I think my problem with both Locke’s idea of social heredity and the Anthropological Concept of Race is the extremity of the theories. I feel like there must be some sort of fusion of the two. I understand and agree that if someone says that a black person acts white, or a white person acts black, that doesn’t make sense if all we mean by race is physical characteristics. In the way that we’ve always talked about race, we have never been able to completely separate physical characteristics from cultural, linguistic, and moral characteristics. These are the things that would back up Locke’s theory. Having said that, I think that to call race an entirely social construct is taking it too far. In what he calls the “reversal of emphasis”, Locke says that the idea of race expressing culture should be changed to show that culture produces race, in the sense of producing racial categories. And while there is definitely truth in that I’m not sure if I completely buy into the idea of race as entirely socially constructed. Maybe I just have a narrower vision of race as a biological characteristic, and I take social and cultural issues in a different way, and look at them as a part of ethnicity. I recognize that Locke is not suggesting that the term race has lost its meaning and that we should get rid of it in favor of the term culture. He is rather suggesting that we should re-look at the relationship between culture and race and change the way that we talk about both.

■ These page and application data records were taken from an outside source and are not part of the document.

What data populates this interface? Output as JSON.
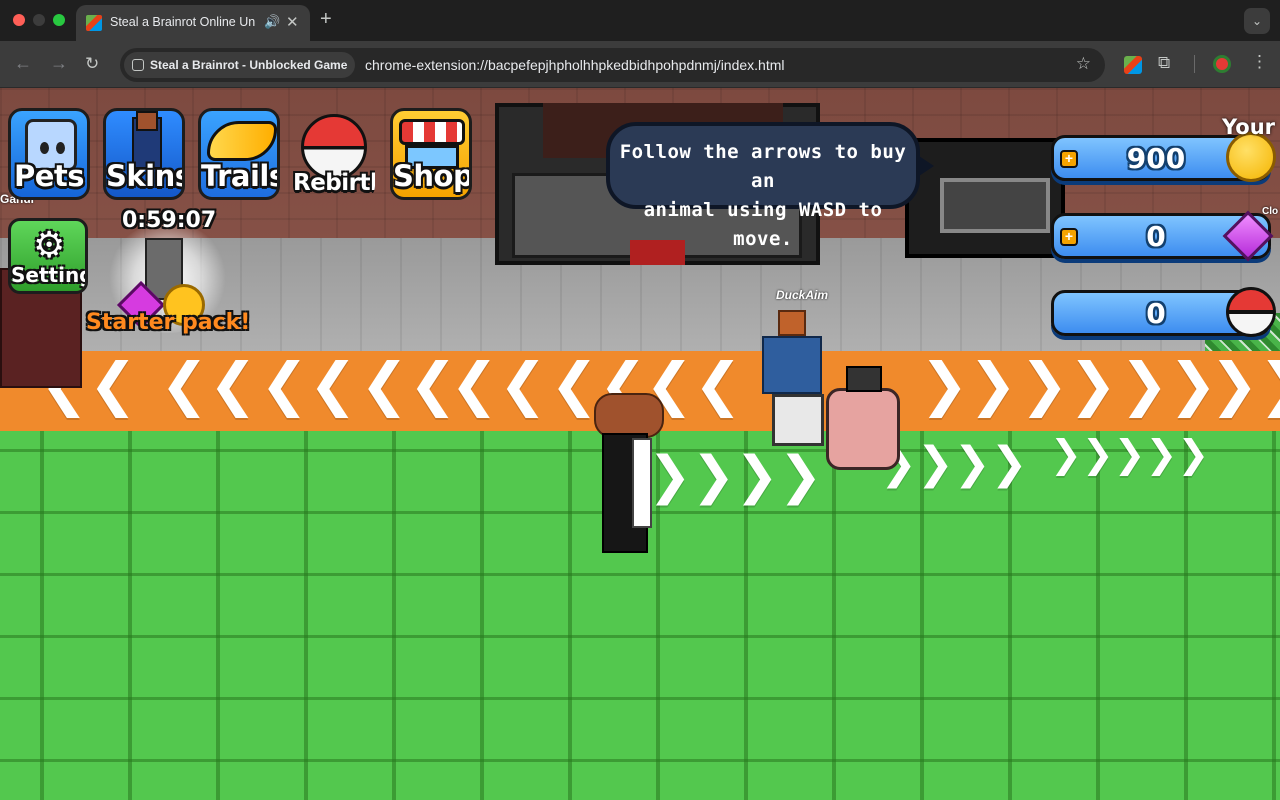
{
  "browser": {
    "tab_title": "Steal a Brainrot Online Un",
    "site_chip": "Steal a Brainrot - Unblocked Game",
    "url": "chrome-extension://bacpefepjhpholhhpkedbidhpohpdnmj/index.html"
  },
  "icons": {
    "back": "back-arrow-icon",
    "forward": "forward-arrow-icon",
    "reload": "reload-icon",
    "star": "bookmark-star-icon",
    "extensions": "puzzle-icon",
    "menu": "kebab-menu-icon",
    "audio": "speaker-icon"
  },
  "hud": {
    "buttons": {
      "pets": "Pets",
      "skins": "Skins",
      "trails": "Trails",
      "rebirth": "Rebirth",
      "shop": "Shop",
      "settings": "Settings"
    },
    "starter_pack": {
      "timer": "0:59:07",
      "label": "Starter pack!"
    },
    "tutorial": {
      "line1": "Follow the arrows to buy an",
      "line2": "animal using WASD to move."
    },
    "currency": {
      "coins": "900",
      "gems": "0",
      "rebirths": "0"
    }
  },
  "world": {
    "player_tags": {
      "left_edge": "Ganur",
      "duckaim": "DuckAim",
      "right_edge": "Clo"
    },
    "corner_text": "Your"
  },
  "colors": {
    "path_orange": "#f08a2c",
    "grass_green": "#53c84e",
    "currency_blue": "#3d8df0"
  }
}
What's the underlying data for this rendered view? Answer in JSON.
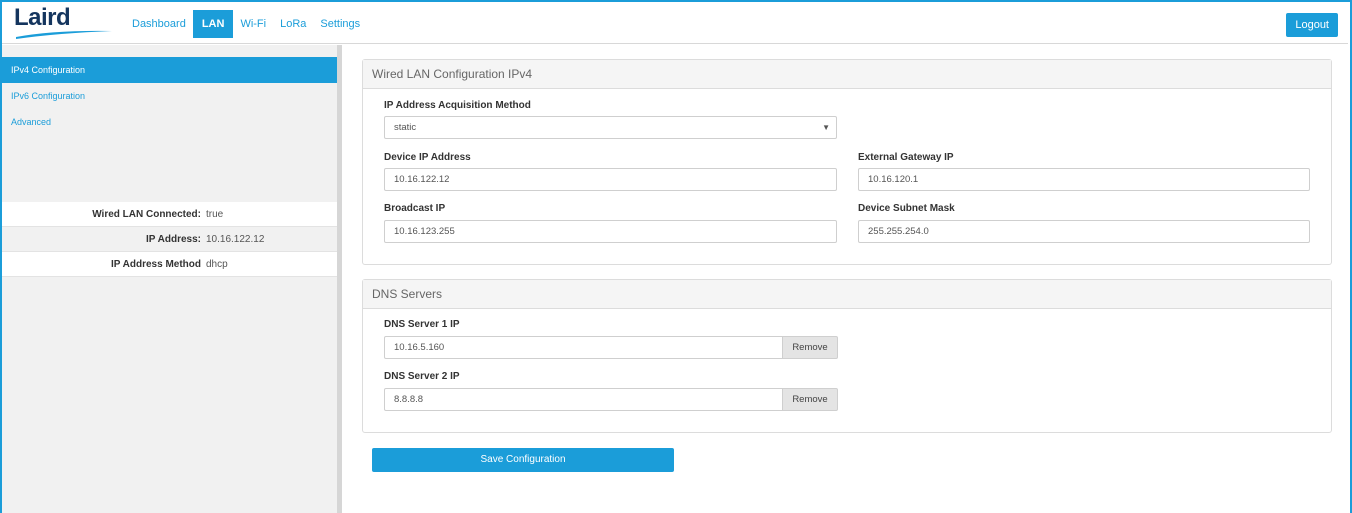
{
  "brand": {
    "logo_text": "Laird",
    "accent": "#1b9dd9",
    "logo_color": "#14355e"
  },
  "nav": {
    "items": [
      {
        "label": "Dashboard"
      },
      {
        "label": "LAN"
      },
      {
        "label": "Wi-Fi"
      },
      {
        "label": "LoRa"
      },
      {
        "label": "Settings"
      }
    ],
    "active": "LAN",
    "logout_label": "Logout"
  },
  "sidebar": {
    "items": [
      {
        "label": "IPv4 Configuration"
      },
      {
        "label": "IPv6 Configuration"
      },
      {
        "label": "Advanced"
      }
    ],
    "status": [
      {
        "label": "Wired LAN Connected:",
        "value": "true"
      },
      {
        "label": "IP Address:",
        "value": "10.16.122.12"
      },
      {
        "label": "IP Address Method",
        "value": "dhcp"
      }
    ]
  },
  "wired": {
    "title": "Wired LAN Configuration IPv4",
    "method_label": "IP Address Acquisition Method",
    "method_value": "static",
    "device_ip_label": "Device IP Address",
    "device_ip_value": "10.16.122.12",
    "gateway_label": "External Gateway IP",
    "gateway_value": "10.16.120.1",
    "broadcast_label": "Broadcast IP",
    "broadcast_value": "10.16.123.255",
    "mask_label": "Device Subnet Mask",
    "mask_value": "255.255.254.0"
  },
  "dns": {
    "title": "DNS Servers",
    "server1_label": "DNS Server 1 IP",
    "server1_value": "10.16.5.160",
    "server2_label": "DNS Server 2 IP",
    "server2_value": "8.8.8.8",
    "remove_label": "Remove"
  },
  "save_label": "Save Configuration"
}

So, what do you think? Does race express culture, as was previously thought, or does culture produce racial categories? Can all people even fit into racial categories? Or do culture and race have a mutually dependent relationship, in which they both affect each other, and neither can be explained without the other?